* [Task description] Set down the entries exactly. No line may differ from its source.

* [Entries shown]
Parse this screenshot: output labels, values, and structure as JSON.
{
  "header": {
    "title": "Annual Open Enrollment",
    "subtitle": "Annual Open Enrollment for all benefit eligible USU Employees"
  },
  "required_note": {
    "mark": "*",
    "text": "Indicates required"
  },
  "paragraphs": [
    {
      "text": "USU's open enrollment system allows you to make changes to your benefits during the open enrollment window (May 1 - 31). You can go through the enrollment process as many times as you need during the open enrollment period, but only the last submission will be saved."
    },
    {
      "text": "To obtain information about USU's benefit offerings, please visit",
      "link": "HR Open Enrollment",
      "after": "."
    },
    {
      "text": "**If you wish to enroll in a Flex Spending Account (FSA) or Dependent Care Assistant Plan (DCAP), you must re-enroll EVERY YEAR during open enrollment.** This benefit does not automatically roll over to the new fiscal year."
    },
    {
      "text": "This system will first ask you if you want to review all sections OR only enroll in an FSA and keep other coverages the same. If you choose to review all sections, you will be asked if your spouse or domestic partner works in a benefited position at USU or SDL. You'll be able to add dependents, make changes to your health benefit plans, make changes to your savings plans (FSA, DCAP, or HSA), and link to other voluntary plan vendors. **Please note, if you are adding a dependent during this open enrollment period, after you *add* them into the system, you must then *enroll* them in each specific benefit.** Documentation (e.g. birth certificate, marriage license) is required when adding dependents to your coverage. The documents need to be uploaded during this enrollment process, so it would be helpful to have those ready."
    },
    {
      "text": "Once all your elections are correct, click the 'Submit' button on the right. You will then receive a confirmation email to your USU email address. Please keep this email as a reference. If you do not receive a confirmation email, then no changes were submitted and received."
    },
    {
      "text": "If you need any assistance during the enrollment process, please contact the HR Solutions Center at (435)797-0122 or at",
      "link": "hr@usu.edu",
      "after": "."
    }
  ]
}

* [Solution to the problem]
Parse this screenshot: output labels, values, and structure as JSON.
{
  "header": {
    "title": "Annual Open Enrollment",
    "subtitle": "Annual Open Enrollment for all benefit eligible USU Employees"
  },
  "required_note": {
    "mark": "*",
    "text": "Indicates required"
  },
  "paragraphs": [
    {
      "text": "USU's open enrollment system allows you to make changes to your benefits during the open enrollment window (May 1 - 31). You can go through the enrollment process as many times as you need during the open enrollment period, but only the last submission will be saved."
    },
    {
      "text": "To obtain information about USU's benefit offerings, please visit",
      "link": "HR Open Enrollment",
      "after": "."
    },
    {
      "text": "**If you wish to enroll in a Flex Spending Account (FSA) or Dependent Care Assistant Plan (DCAP), you must re-enroll EVERY YEAR during open enrollment.** This benefit does not automatically roll over to the new fiscal year."
    },
    {
      "text": "This system will first ask you if you want to review all sections OR only enroll in an FSA and keep other coverages the same. If you choose to review all sections, you will be asked if your spouse or domestic partner works in a benefited position at USU or SDL. You'll be able to add dependents, make changes to your health benefit plans, make changes to your savings plans (FSA, DCAP, or HSA), and link to other voluntary plan vendors. **Please note, if you are adding a dependent during this open enrollment period, after you *add* them into the system, you must then *enroll* them in each specific benefit.** Documentation (e.g. birth certificate, marriage license) is required when adding dependents to your coverage. The documents need to be uploaded during this enrollment process, so it would be helpful to have those ready."
    },
    {
      "text": "Once all your elections are correct, click the 'Submit' button on the right. You will then receive a confirmation email to your USU email address. Please keep this email as a reference. If you do not receive a confirmation email, then no changes were submitted and received."
    },
    {
      "text": "If you need any assistance during the enrollment process, please contact the HR Solutions Center at (435)797-0122 or at",
      "link": "hr@usu.edu",
      "after": "."
    }
  ]
}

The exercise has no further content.